The president and his political allies have called for an unemployment benefit extension as a form of economic stimulus. Obama recently claimed that such an extension will “put money in people’s pockets and more customers in stores.” White House Press Secretary Jay Carney claimed that an extension of unemployment benefits could create up to a million jobs.

Liberal economic theory holds that additional government handouts will stimulate consumer demand, create economic activity, and therefore lead to greater employment as businesses take in more revenue. While Krueger did not examine the direct effect of unemployment benefits on economic growth, the 2002 NBER paper did conclude that such benefits do not alleviate, and may very well exacerbate unemployment.

“The empirical work on unemployment insurance (UI) and workers’ compensation (WC) insurance finds that the programs tend to increase the length of time employees spend out of work,” the abstract of Krueger’s paper states. The paper’s examination of others’ work on unemployment benefits finds that “the main labor supply effect of UI is to lengthen unemployment spells.”

The paper also finds that increasing the length of unemployment benefits directly contributes to unemployment. “[I]ncreases in either the level or potential duration of benefits raise the value of being unemployed,” the paper states, “reducing search intensity and increasing the reservation wage.” More generous unemployment benefits, in other words, reduce the incentive to find employment. “Higher and longer duration UI benefits,” the paper adds,” will cause unemployed workers who receive UI to take longer to find a new job.”

On the other hand, workers who are not eligible for unemployment benefits or who have approached or reached the maximum duration of benefits, are more likely to search for, and hence to find work. The study saw an increase in the “escape rate from unemployment for workers who currently do not qualify for benefits and for qualified workers close to when benefits are exhausted.” The study calls this the “entitlement effect.”

Like other entitlements, it is meant as a “social safety net,” not an economic recovery policy. There may be humanitarian reasons to extend unemployment benefits (with corresponding budget offsets), but as a jobs program, by Krueger’s account, the policy will probably fall flat.
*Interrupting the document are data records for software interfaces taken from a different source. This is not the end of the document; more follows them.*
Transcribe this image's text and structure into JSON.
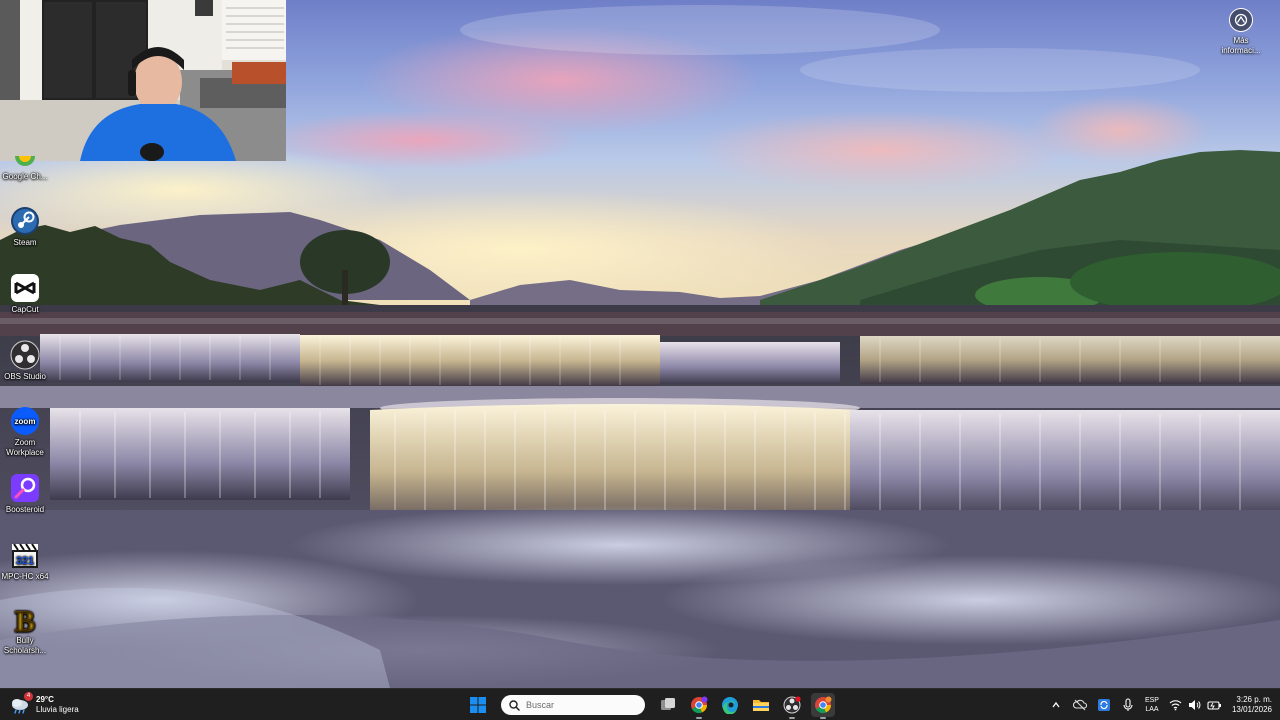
{
  "desktop": {
    "icons": [
      {
        "name": "Google Chrome",
        "label": "Google Ch...",
        "icon": "chrome-icon"
      },
      {
        "name": "Steam",
        "label": "Steam",
        "icon": "steam-icon"
      },
      {
        "name": "CapCut",
        "label": "CapCut",
        "icon": "capcut-icon"
      },
      {
        "name": "OBS Studio",
        "label": "OBS Studio",
        "icon": "obs-icon"
      },
      {
        "name": "Zoom Workplace",
        "label": "Zoom Workplace",
        "icon": "zoom-icon",
        "logo_text": "zoom"
      },
      {
        "name": "Boosteroid",
        "label": "Boosteroid",
        "icon": "boosteroid-icon"
      },
      {
        "name": "MPC-HC x64",
        "label": "MPC-HC x64",
        "icon": "mpc-hc-icon",
        "logo_text": "321"
      },
      {
        "name": "Bully Scholarship",
        "label": "Bully Scholarsh...",
        "icon": "bully-icon",
        "logo_text": "B"
      }
    ],
    "more_info": {
      "label": "Más informaci...",
      "icon": "spotlight-icon"
    }
  },
  "taskbar": {
    "weather": {
      "temp": "29°C",
      "condition": "Lluvia ligera",
      "badge": "4",
      "icon": "weather-rain-icon"
    },
    "start_icon": "windows-start-icon",
    "search": {
      "placeholder": "Buscar",
      "value": "",
      "icon": "search-icon"
    },
    "apps": [
      {
        "name": "Task View",
        "icon": "task-view-icon"
      },
      {
        "name": "Google Chrome",
        "icon": "chrome-icon"
      },
      {
        "name": "Microsoft Edge",
        "icon": "edge-icon"
      },
      {
        "name": "File Explorer",
        "icon": "folder-icon"
      },
      {
        "name": "OBS Studio",
        "icon": "obs-icon"
      },
      {
        "name": "Google Chrome (active)",
        "icon": "chrome-icon"
      }
    ],
    "tray": {
      "language": "ESP",
      "layout": "LAA",
      "time": "3:26 p. m.",
      "date": "13/01/2026"
    }
  },
  "colors": {
    "taskbar_bg": "#1f1f1f",
    "windows_blue": "#1c8ef0",
    "zoom_blue": "#0b5cff",
    "boosteroid_purple": "#7b3cff",
    "notification_red": "#d13438"
  }
}
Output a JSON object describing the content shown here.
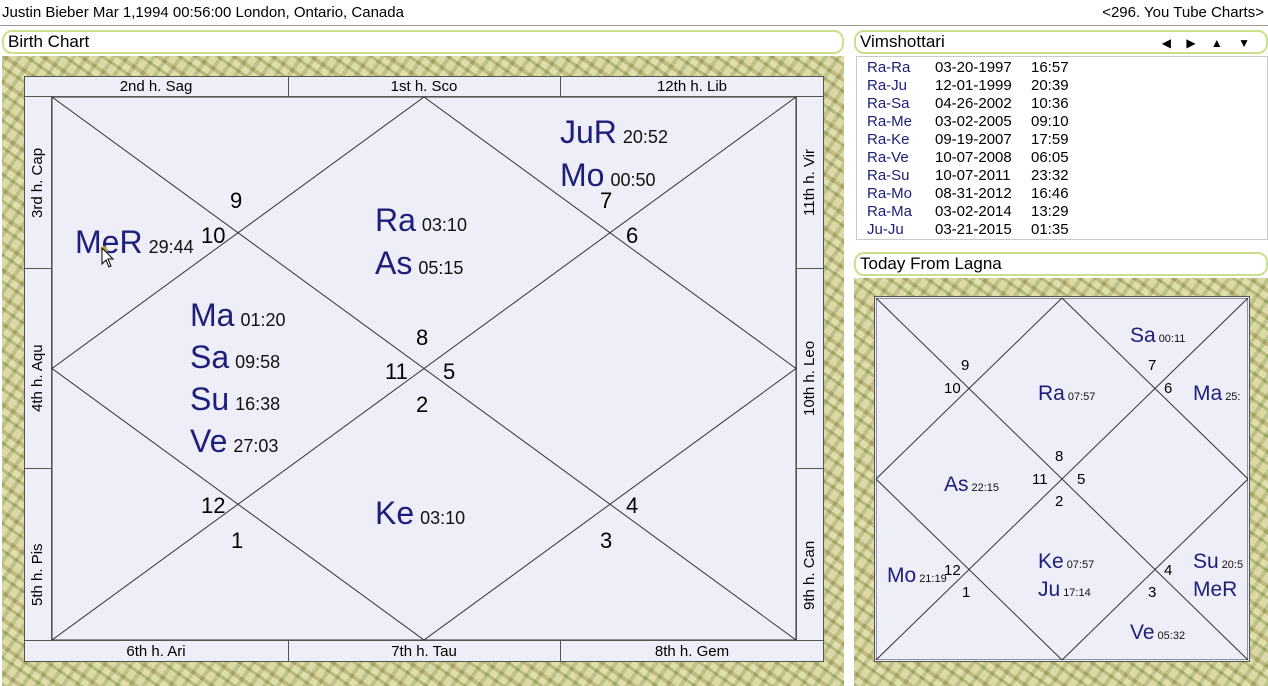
{
  "title": {
    "left": "Justin Bieber Mar 1,1994 00:56:00  London, Ontario, Canada",
    "right": "<296. You Tube Charts>"
  },
  "birth_chart": {
    "header": "Birth Chart",
    "houses_top": [
      "2nd h.  Sag",
      "1st h.  Sco",
      "12th h.  Lib"
    ],
    "houses_bottom": [
      "6th h.  Ari",
      "7th h.  Tau",
      "8th h.  Gem"
    ],
    "houses_left": [
      "3rd h.  Cap",
      "4th h.  Aqu",
      "5th h.  Pis"
    ],
    "houses_right": [
      "11th h.  Vir",
      "10th h.  Leo",
      "9th h.  Can"
    ],
    "house_numbers": [
      "9",
      "10",
      "7",
      "6",
      "8",
      "11",
      "5",
      "2",
      "12",
      "1",
      "4",
      "3"
    ],
    "planets": [
      {
        "name": "JuR",
        "deg": "20:52"
      },
      {
        "name": "Mo",
        "deg": "00:50"
      },
      {
        "name": "Ra",
        "deg": "03:10"
      },
      {
        "name": "As",
        "deg": "05:15"
      },
      {
        "name": "MeR",
        "deg": "29:44"
      },
      {
        "name": "Ma",
        "deg": "01:20"
      },
      {
        "name": "Sa",
        "deg": "09:58"
      },
      {
        "name": "Su",
        "deg": "16:38"
      },
      {
        "name": "Ve",
        "deg": "27:03"
      },
      {
        "name": "Ke",
        "deg": "03:10"
      }
    ]
  },
  "vimshottari": {
    "header": "Vimshottari",
    "nav": "◀ ▶ ▲ ▼",
    "rows": [
      {
        "name": "Ra-Ra",
        "date": "03-20-1997",
        "time": "16:57"
      },
      {
        "name": "Ra-Ju",
        "date": "12-01-1999",
        "time": "20:39"
      },
      {
        "name": "Ra-Sa",
        "date": "04-26-2002",
        "time": "10:36"
      },
      {
        "name": "Ra-Me",
        "date": "03-02-2005",
        "time": "09:10"
      },
      {
        "name": "Ra-Ke",
        "date": "09-19-2007",
        "time": "17:59"
      },
      {
        "name": "Ra-Ve",
        "date": "10-07-2008",
        "time": "06:05"
      },
      {
        "name": "Ra-Su",
        "date": "10-07-2011",
        "time": "23:32"
      },
      {
        "name": "Ra-Mo",
        "date": "08-31-2012",
        "time": "16:46"
      },
      {
        "name": "Ra-Ma",
        "date": "03-02-2014",
        "time": "13:29"
      },
      {
        "name": "Ju-Ju",
        "date": "03-21-2015",
        "time": "01:35"
      }
    ]
  },
  "today_chart": {
    "header": "Today From Lagna",
    "house_numbers": [
      "9",
      "10",
      "7",
      "6",
      "8",
      "11",
      "5",
      "2",
      "12",
      "1",
      "4",
      "3"
    ],
    "planets": [
      {
        "name": "Sa",
        "deg": "00:11"
      },
      {
        "name": "Ra",
        "deg": "07:57"
      },
      {
        "name": "Ma",
        "deg": "25:"
      },
      {
        "name": "As",
        "deg": "22:15"
      },
      {
        "name": "Ke",
        "deg": "07:57"
      },
      {
        "name": "Ju",
        "deg": "17:14"
      },
      {
        "name": "Mo",
        "deg": "21:19"
      },
      {
        "name": "Su",
        "deg": "20:5"
      },
      {
        "name": "MeR",
        "deg": ""
      },
      {
        "name": "Ve",
        "deg": "05:32"
      }
    ]
  }
}
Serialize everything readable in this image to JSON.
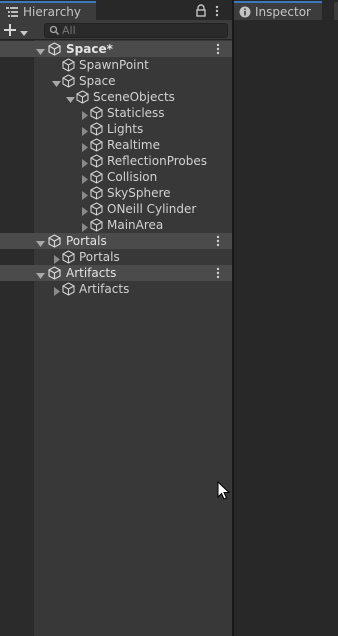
{
  "hierarchy": {
    "tab_label": "Hierarchy",
    "search": {
      "placeholder": "All"
    },
    "rows": [
      {
        "label": "Space*",
        "type": "scene",
        "depth": 0,
        "expanded": true
      },
      {
        "label": "SpawnPoint",
        "type": "object",
        "depth": 1,
        "expanded": null
      },
      {
        "label": "Space",
        "type": "object",
        "depth": 1,
        "expanded": true
      },
      {
        "label": "SceneObjects",
        "type": "object",
        "depth": 2,
        "expanded": true
      },
      {
        "label": "Staticless",
        "type": "object",
        "depth": 3,
        "expanded": false
      },
      {
        "label": "Lights",
        "type": "object",
        "depth": 3,
        "expanded": false
      },
      {
        "label": "Realtime",
        "type": "object",
        "depth": 3,
        "expanded": false
      },
      {
        "label": "ReflectionProbes",
        "type": "object",
        "depth": 3,
        "expanded": false
      },
      {
        "label": "Collision",
        "type": "object",
        "depth": 3,
        "expanded": false
      },
      {
        "label": "SkySphere",
        "type": "object",
        "depth": 3,
        "expanded": false
      },
      {
        "label": "ONeill Cylinder",
        "type": "object",
        "depth": 3,
        "expanded": false
      },
      {
        "label": "MainArea",
        "type": "object",
        "depth": 3,
        "expanded": false
      },
      {
        "label": "Portals",
        "type": "scene",
        "depth": 0,
        "expanded": true
      },
      {
        "label": "Portals",
        "type": "object",
        "depth": 1,
        "expanded": false
      },
      {
        "label": "Artifacts",
        "type": "scene",
        "depth": 0,
        "expanded": true
      },
      {
        "label": "Artifacts",
        "type": "object",
        "depth": 1,
        "expanded": false
      }
    ]
  },
  "inspector": {
    "tab_label": "Inspector"
  },
  "colors": {
    "accent": "#3a79bb",
    "panel": "#383838",
    "scene_row": "#4b4b4b"
  }
}
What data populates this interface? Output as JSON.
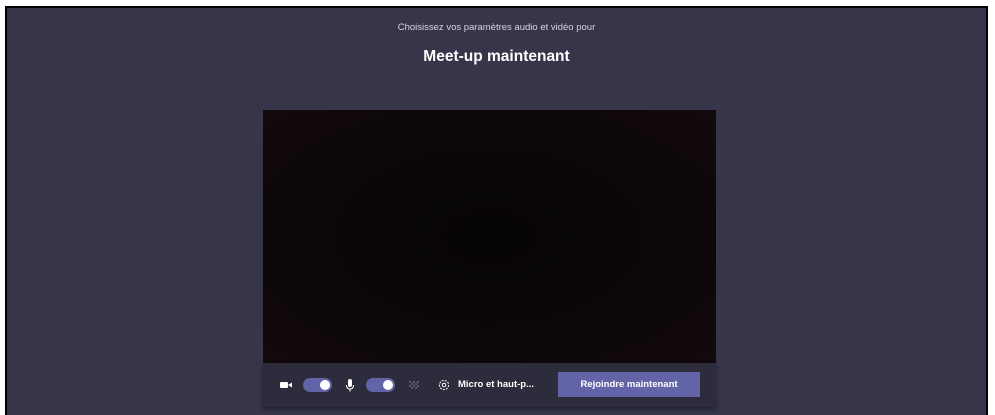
{
  "header": {
    "subtitle": "Choisissez vos paramètres audio et vidéo pour",
    "title": "Meet-up maintenant"
  },
  "controls": {
    "camera_toggle_on": true,
    "mic_toggle_on": true,
    "device_label": "Micro et haut-p...",
    "join_label": "Rejoindre maintenant"
  },
  "colors": {
    "background": "#36354a",
    "accent": "#6264a7",
    "controls_bar": "#2d2c3c"
  }
}
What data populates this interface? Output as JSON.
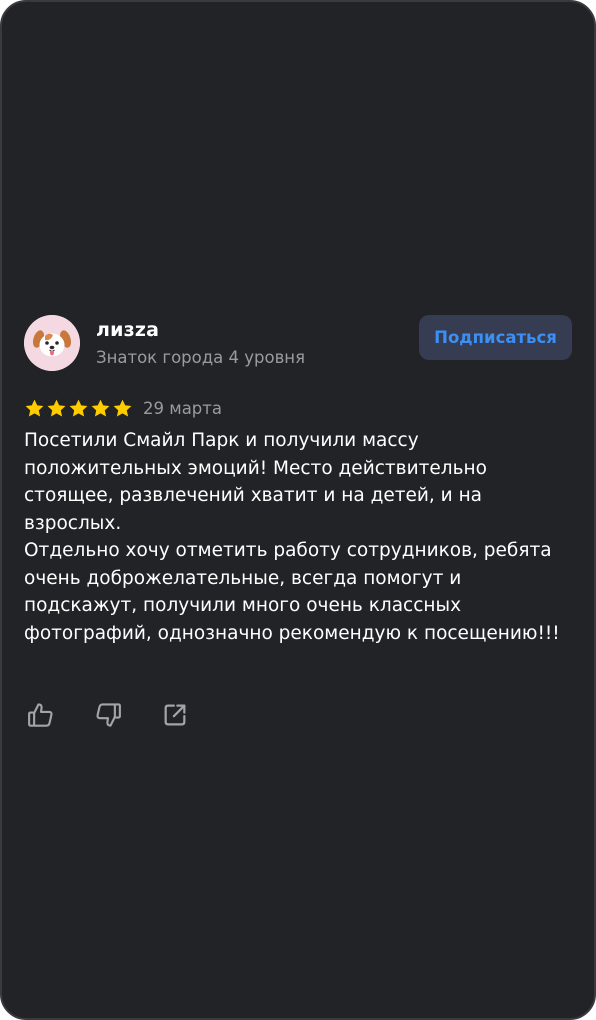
{
  "review": {
    "author": {
      "name": "лизza",
      "rank": "Знаток города 4 уровня",
      "avatar": "puppy-avatar"
    },
    "subscribe_label": "Подписаться",
    "rating": 5,
    "date": "29 марта",
    "paragraphs": [
      "Посетили Смайл Парк и получили массу положительных эмоций! Место действительно стоящее, развлечений хватит и на детей, и на взрослых.",
      "Отдельно хочу отметить работу сотрудников, ребята очень доброжелательные, всегда помогут и подскажут, получили много очень классных фотографий, однозначно рекомендую к посещению!!!"
    ],
    "actions": [
      {
        "name": "like",
        "icon": "thumbs-up-icon"
      },
      {
        "name": "dislike",
        "icon": "thumbs-down-icon"
      },
      {
        "name": "share",
        "icon": "share-icon"
      }
    ]
  },
  "colors": {
    "background": "#222327",
    "text": "#ffffff",
    "secondary_text": "#9a9ba1",
    "accent": "#3b8ff5",
    "button_bg": "#363c52",
    "star": "#ffcc00"
  }
}
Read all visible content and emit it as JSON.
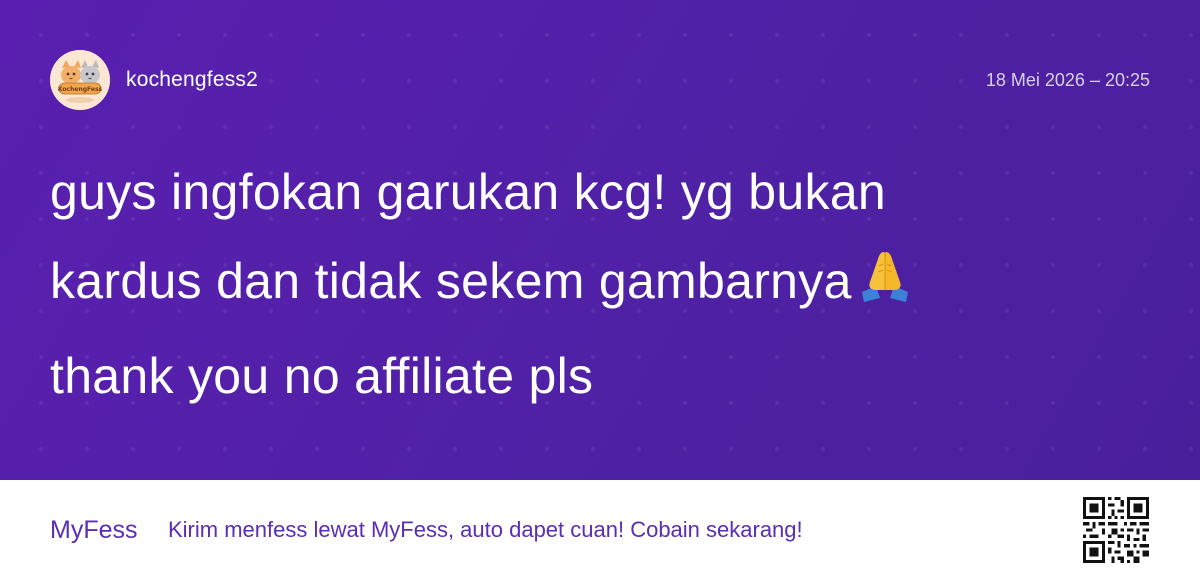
{
  "post": {
    "username": "kochengfess2",
    "timestamp": "18 Mei 2026 – 20:25",
    "message_lines": [
      "guys ingfokan garukan kcg! yg bukan",
      "kardus dan tidak sekem gambarnya",
      "thank you no affiliate pls"
    ],
    "emoji": "folded-hands"
  },
  "avatar": {
    "badge_text": "KochengFess"
  },
  "footer": {
    "brand": "MyFess",
    "promo": "Kirim menfess lewat MyFess, auto dapet cuan! Cobain sekarang!"
  },
  "colors": {
    "background": "#521fa6",
    "accent": "#5a2db5",
    "footer_bg": "#ffffff",
    "text": "#ffffff"
  }
}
Krueger’s paper focuses on economic incentives, and finds –perhaps unsurprisingly – that paying people for being out of work encourages employment in layoff-prone industries, and discourages the search for a new job once a worker is unemployed. It also tends to encourage employees to “work less hard on the current job,” the paper states, due to their knowledge that they will be eligible for unemployment benefits in the event of a layoff.

The moral hazard and skewed incentives of unemployment benefits do not create a healthier economic climate – from the perspective of employment, at least – Krueger’s paper finds. But the president has already signaled both his intention to extend unemployment benefits and his belief that they will, in fact, stimulate the struggling economy.

Will the president heed the findings of his newest chief economic advisor – who, for what it’s worth, supports the liberal political position on other high-profile issues – or stick to a dogmatically liberal approach in the face of Krueger’s own academic work?